The new Polish right-wing government is often labelled as nationalistic, populistic and radical. However it tries to reject this epithets, they are all true. The “good change” is a political slogan of the Law and Justice government that marks the major shift that has recently been introduced in Poland.
The influx of both economic migrants and refugees to the European Union in 2015 and 2016 have initiated a heated debate across many European countries which have previously not been confronted with such a phenomenon. The humanitarian crisis led to the outburst of migrants and asylum seekers fleeing their homes and entering Europe.
Like in other Central European states, the migration crisis dominated the Czech media space since 2015. Unlike any time before, xenophobic and islamophobic attitudes have left the margins and literally dominated the Czech public space.
Josef Šíma, President of CEVRO Institute, talks with Professor Aviezer Tucker of Harvard University about contemporary dimensions of totalitarianism, transition and populism in the Central Europe.
We are delighted to present you the 3rd issue of “4liberty.eu Review” devoted to the shadow economy in CEE. Read the editorial below and preview the magazine on Issuu. Enjoy!
Energy industry is par excellence a major industry. Few businesses have larger money flows than energy. Thus, it is not unnatural that it draws attention of powerful people, public and politics. In 2000s Europe experienced major policy craze with renewable energy that is still riding the waves of popularity, albeit with first subtle hints of realism.
Recent energy reforms in Hungary made the country dependent upon Russia what in the midst of the current EU-Russia relations strongly affected by the escalating tensions makes the situation of Hungary more difficult.
The energy issue is one of the most important, i.e. most frequently discussed topics in every country in the world. And so it is in the Czech Republic.
The modern debate on inequality is, in practice, a discussion about the morality of capitalism. To simplify this debate by presenting two opposing worlds – a capitalist society where skills and effort lead to inequality, and a socialist society where the state can secure equality – may be a good learning experience, but leaves aside the challenges that we face in the modern world.
While creating the Energy Union, the EU should do its best to employ such mechanisms that would limit the regulatory power over the prices of sources and energy of individual states on the national level as much as possible.
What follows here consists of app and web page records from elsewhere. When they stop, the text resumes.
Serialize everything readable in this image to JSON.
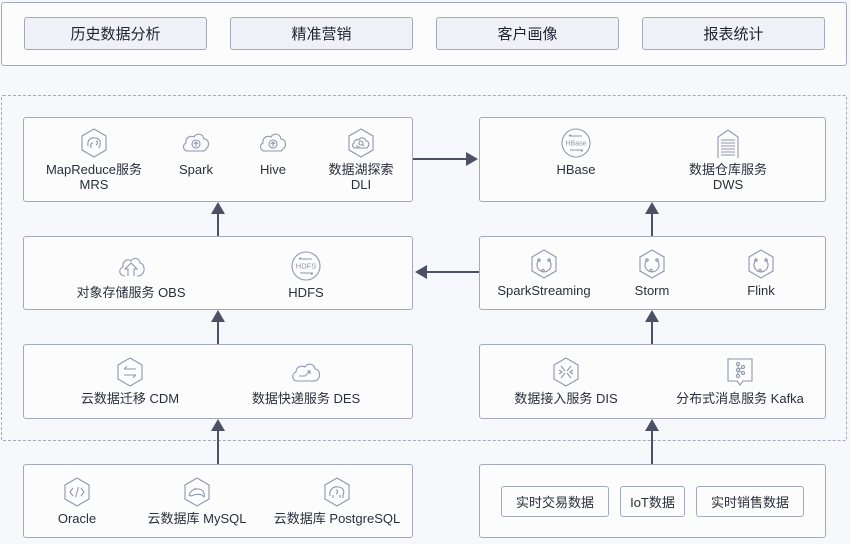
{
  "applications": [
    {
      "label": "历史数据分析"
    },
    {
      "label": "精准营销"
    },
    {
      "label": "客户画像"
    },
    {
      "label": "报表统计"
    }
  ],
  "batch": {
    "compute": [
      {
        "label": "MapReduce服务",
        "sublabel": "MRS",
        "icon": "elephant-hexagon-icon"
      },
      {
        "label": "Spark",
        "sublabel": "",
        "icon": "cloud-upload-icon"
      },
      {
        "label": "Hive",
        "sublabel": "",
        "icon": "cloud-upload-icon"
      },
      {
        "label": "数据湖探索",
        "sublabel": "DLI",
        "icon": "cloud-search-hexagon-icon"
      }
    ],
    "storage": [
      {
        "label": "对象存储服务 OBS",
        "icon": "cloud-upload-icon"
      },
      {
        "label": "HDFS",
        "icon": "hdfs-circle-icon",
        "icon_text": "HDFS"
      }
    ],
    "ingest": [
      {
        "label": "云数据迁移 CDM",
        "icon": "swap-arrows-hexagon-icon"
      },
      {
        "label": "数据快递服务 DES",
        "icon": "cloud-transfer-icon"
      }
    ],
    "sources": [
      {
        "label": "Oracle",
        "icon": "code-hexagon-icon"
      },
      {
        "label": "云数据库 MySQL",
        "icon": "dolphin-hexagon-icon"
      },
      {
        "label": "云数据库 PostgreSQL",
        "icon": "elephant-hexagon-icon"
      }
    ]
  },
  "realtime": {
    "serving": [
      {
        "label": "HBase",
        "sublabel": "",
        "icon": "hbase-circle-icon",
        "icon_text": "HBase"
      },
      {
        "label": "数据仓库服务",
        "sublabel": "DWS",
        "icon": "warehouse-icon"
      }
    ],
    "stream": [
      {
        "label": "SparkStreaming",
        "icon": "stream-hexagon-icon"
      },
      {
        "label": "Storm",
        "icon": "stream-hexagon-icon"
      },
      {
        "label": "Flink",
        "icon": "stream-hexagon-icon"
      }
    ],
    "ingest": [
      {
        "label": "数据接入服务 DIS",
        "icon": "cross-arrows-hexagon-icon"
      },
      {
        "label": "分布式消息服务 Kafka",
        "icon": "message-nodes-icon"
      }
    ],
    "sources": [
      {
        "label": "实时交易数据"
      },
      {
        "label": "IoT数据"
      },
      {
        "label": "实时销售数据"
      }
    ]
  },
  "colors": {
    "border": "#a4aabd",
    "arrow": "#4c5165",
    "icon": "#8f96ad",
    "button_bg": "#eff1f6"
  }
}
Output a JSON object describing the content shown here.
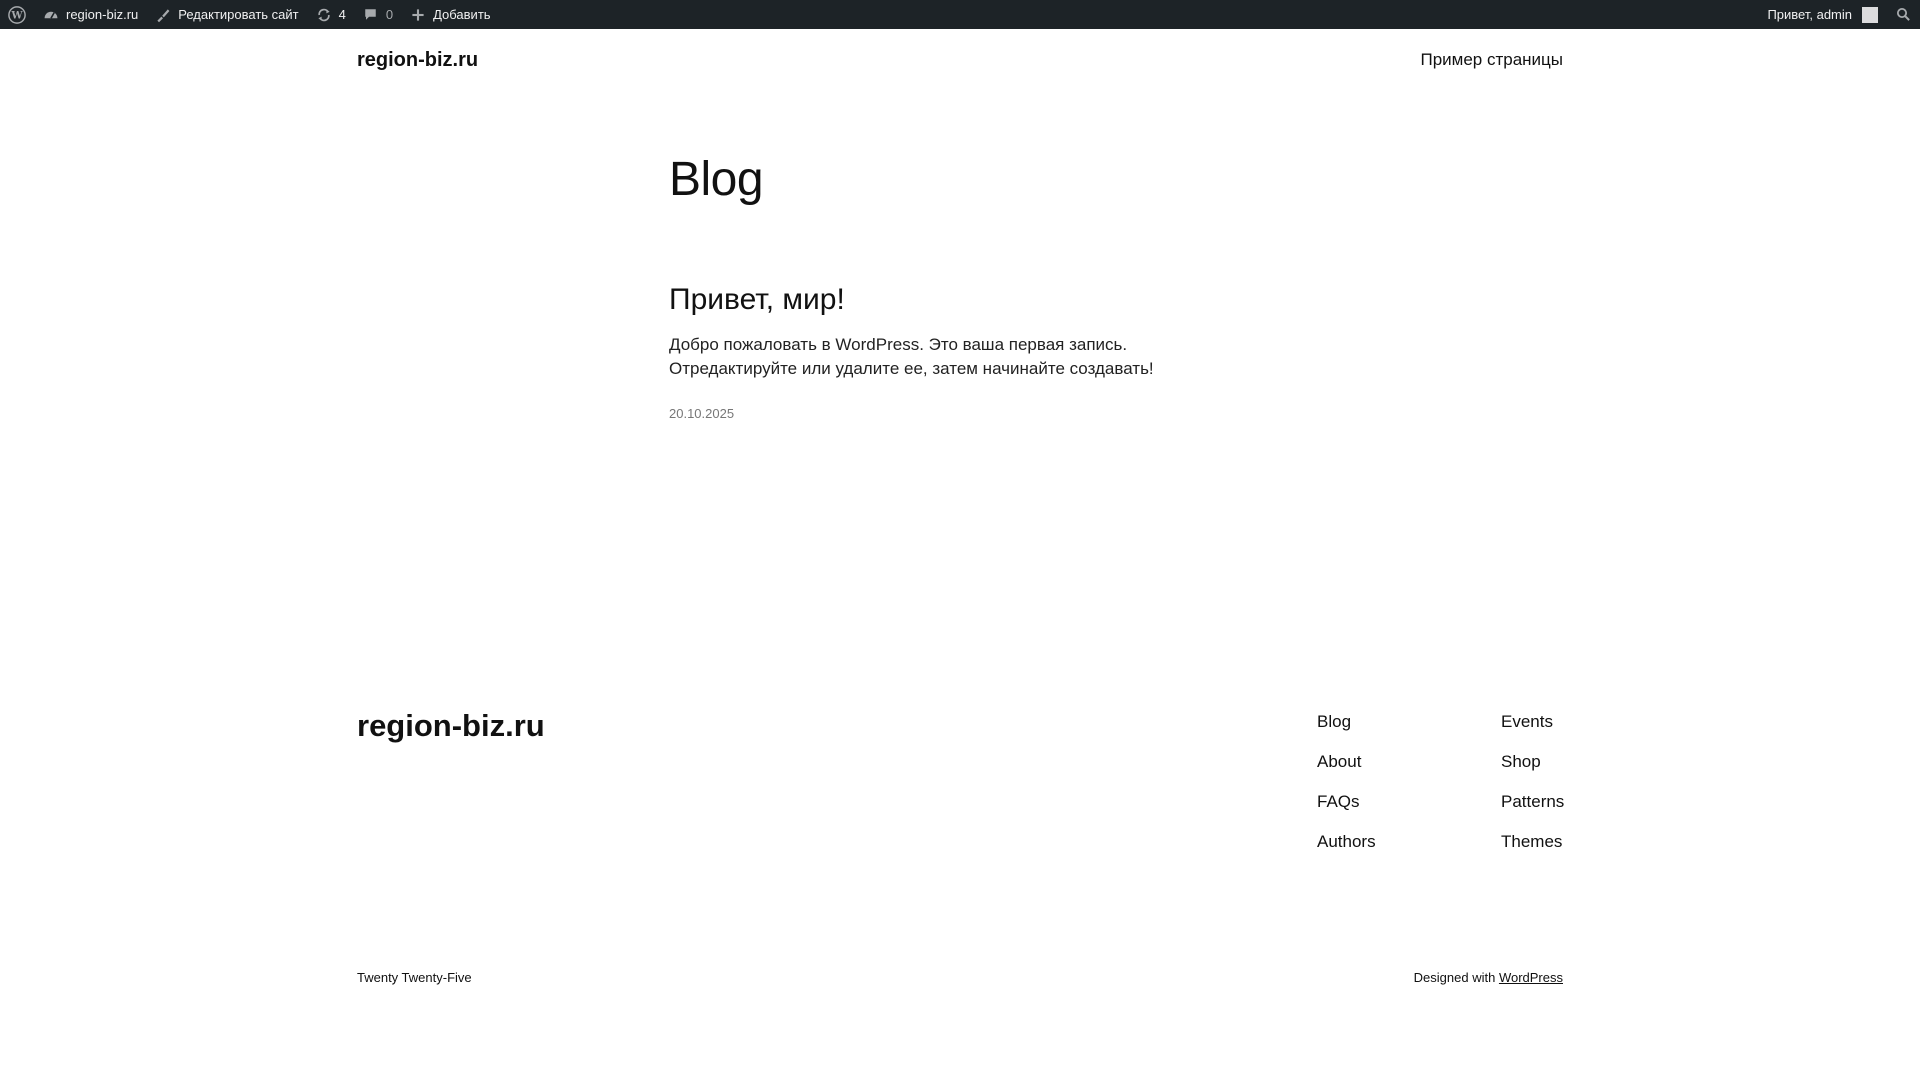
{
  "adminbar": {
    "site_name": "region-biz.ru",
    "edit_site": "Редактировать сайт",
    "updates_count": "4",
    "comments_count": "0",
    "add_new": "Добавить",
    "greeting": "Привет, admin"
  },
  "header": {
    "site_title": "region-biz.ru",
    "nav_item": "Пример страницы"
  },
  "main": {
    "page_title": "Blog",
    "post": {
      "title": "Привет, мир!",
      "excerpt": "Добро пожаловать в WordPress. Это ваша первая запись. Отредактируйте или удалите ее, затем начинайте создавать!",
      "date": "20.10.2025"
    }
  },
  "footer": {
    "site_title": "region-biz.ru",
    "nav_col1": [
      "Blog",
      "About",
      "FAQs",
      "Authors"
    ],
    "nav_col2": [
      "Events",
      "Shop",
      "Patterns",
      "Themes"
    ],
    "theme_name": "Twenty Twenty-Five",
    "designed_with": "Designed with",
    "wordpress_link": "WordPress"
  },
  "colors": {
    "adminbar_bg": "#1d2327",
    "text": "#111111",
    "muted": "#777777"
  }
}
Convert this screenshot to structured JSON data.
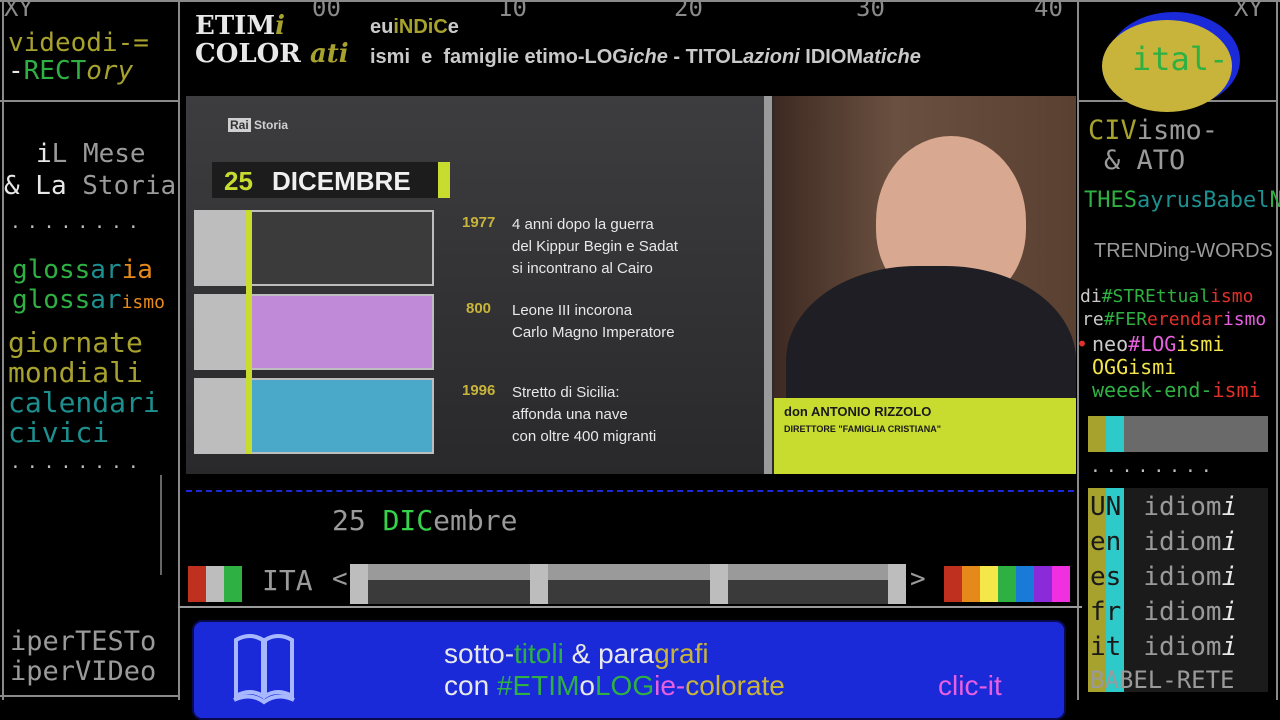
{
  "ruler": {
    "xy_left": "XY",
    "xy_right": "XY",
    "marks": [
      "00",
      "10",
      "20",
      "30",
      "40"
    ]
  },
  "logo": {
    "line1_a": "ETIM",
    "line1_b": "i",
    "line2_a": "COLOR",
    "line2_b": "ati"
  },
  "header": {
    "link1_a": "eu",
    "link1_b": "iNDiC",
    "link1_c": "e",
    "link2": [
      {
        "t": "ismi  e  famiglie etimo-LOG",
        "c": "#c9c9c9"
      },
      {
        "t": "iche",
        "c": "#c9c9c9",
        "i": true
      },
      {
        "t": " - TITOL",
        "c": "#c9c9c9"
      },
      {
        "t": "azioni",
        "c": "#c9c9c9",
        "i": true
      },
      {
        "t": " IDIOM",
        "c": "#c9c9c9"
      },
      {
        "t": "atiche",
        "c": "#c9c9c9",
        "i": true
      }
    ]
  },
  "left_nav": {
    "video_a": "videodi-=",
    "video_b": "RECT",
    "video_c": "ory",
    "mese_a": "i",
    "mese_b": "L Mese",
    "storia_a": "& La ",
    "storia_b": "Storia",
    "dots1": "........",
    "gloss1_a": "gloss",
    "gloss1_b": "ar",
    "gloss1_c": "ia",
    "gloss2_a": "gloss",
    "gloss2_b": "ar",
    "gloss2_c": "ismo",
    "giornate": "giornate",
    "mondiali": "mondiali",
    "calendari": "calendari",
    "civici": "civici",
    "dots2": "........",
    "ipertesto": "iperTESTo",
    "ipervideo": "iperVIDeo"
  },
  "badge": {
    "label": "ital-",
    "color": "#c8b43a",
    "ring": "#1a2ad8"
  },
  "right_nav": {
    "civ_a": "CIV",
    "civ_b": "ismo-",
    "ato_a": "&  ",
    "ato_b": "ATO",
    "thes": [
      {
        "t": "T",
        "c": "#2fb043"
      },
      {
        "t": "HES",
        "c": "#2fb043"
      },
      {
        "t": "ayrus",
        "c": "#1e8f8f"
      },
      {
        "t": "Babel",
        "c": "#1e8f8f"
      },
      {
        "t": "Net",
        "c": "#2fb043"
      }
    ],
    "trending": "TRENDing-WORDS",
    "hashtags": [
      {
        "parts": [
          {
            "t": "di",
            "c": "#c9c9c9"
          },
          {
            "t": "#STREttual",
            "c": "#2fb043"
          },
          {
            "t": "ismo",
            "c": "#e0302a"
          }
        ]
      },
      {
        "parts": [
          {
            "t": "re",
            "c": "#c9c9c9"
          },
          {
            "t": "#FER",
            "c": "#2fb043"
          },
          {
            "t": "erendar",
            "c": "#e0302a"
          },
          {
            "t": "ismo",
            "c": "#e85fe0"
          }
        ]
      },
      {
        "parts": [
          {
            "t": "neo",
            "c": "#c9c9c9"
          },
          {
            "t": "#LOG",
            "c": "#e85fe0"
          },
          {
            "t": "ismi",
            "c": "#f5e64a"
          }
        ]
      },
      {
        "parts": [
          {
            "t": "OGG",
            "c": "#f5e64a"
          },
          {
            "t": "ismi",
            "c": "#f5e64a"
          }
        ]
      },
      {
        "parts": [
          {
            "t": "weeek-end-",
            "c": "#2fb043"
          },
          {
            "t": "ismi",
            "c": "#e0302a"
          }
        ]
      }
    ],
    "idioms": [
      {
        "code": "UN",
        "word": "idiom",
        "suf": "i"
      },
      {
        "code": "en",
        "word": "idiom",
        "suf": "i"
      },
      {
        "code": "es",
        "word": "idiom",
        "suf": "i"
      },
      {
        "code": "fr",
        "word": "idiom",
        "suf": "i"
      },
      {
        "code": "it",
        "word": "idiom",
        "suf": "i"
      }
    ],
    "babel": "BABEL-RETE"
  },
  "video": {
    "channel": "Rai Storia",
    "date_day": "25",
    "date_month": "DICEMBRE",
    "events": [
      {
        "year": "1977",
        "text": "4 anni dopo la guerra\ndel Kippur Begin e Sadat\nsi incontrano al Cairo"
      },
      {
        "year": "800",
        "text": "Leone III incorona\nCarlo Magno Imperatore"
      },
      {
        "year": "1996",
        "text": "Stretto di Sicilia:\naffonda una nave\ncon oltre 400 migranti"
      }
    ],
    "guest_name": "don ANTONIO RIZZOLO",
    "guest_role": "DIRETTORE \"FAMIGLIA CRISTIANA\""
  },
  "caption": {
    "day": "25 ",
    "month_a": "DIC",
    "month_b": "embre"
  },
  "player": {
    "lang": "ITA",
    "prev": "<",
    "next": ">"
  },
  "subtitle_bar": {
    "line1": [
      {
        "t": "sotto-",
        "c": "#e8e8e8"
      },
      {
        "t": "titoli",
        "c": "#2fb043"
      },
      {
        "t": " & para",
        "c": "#e8e8e8"
      },
      {
        "t": "grafi",
        "c": "#c8b43a"
      }
    ],
    "line2": [
      {
        "t": "con ",
        "c": "#e8e8e8"
      },
      {
        "t": "#ETIM",
        "c": "#2fb043"
      },
      {
        "t": "o",
        "c": "#e8e8e8"
      },
      {
        "t": "LOG",
        "c": "#2fb043"
      },
      {
        "t": "ie-",
        "c": "#e85fe0"
      },
      {
        "t": "colorate",
        "c": "#c8b43a"
      }
    ],
    "cta": "clic-it"
  },
  "colors": {
    "accent_blue": "#1a2ad8",
    "guest_bar": "#c8dc30"
  }
}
Such a solution applied to this specific market would – at least to some extent – secure a proper space for market principles and energy prices reflecting incomes of the citizens of a respective state.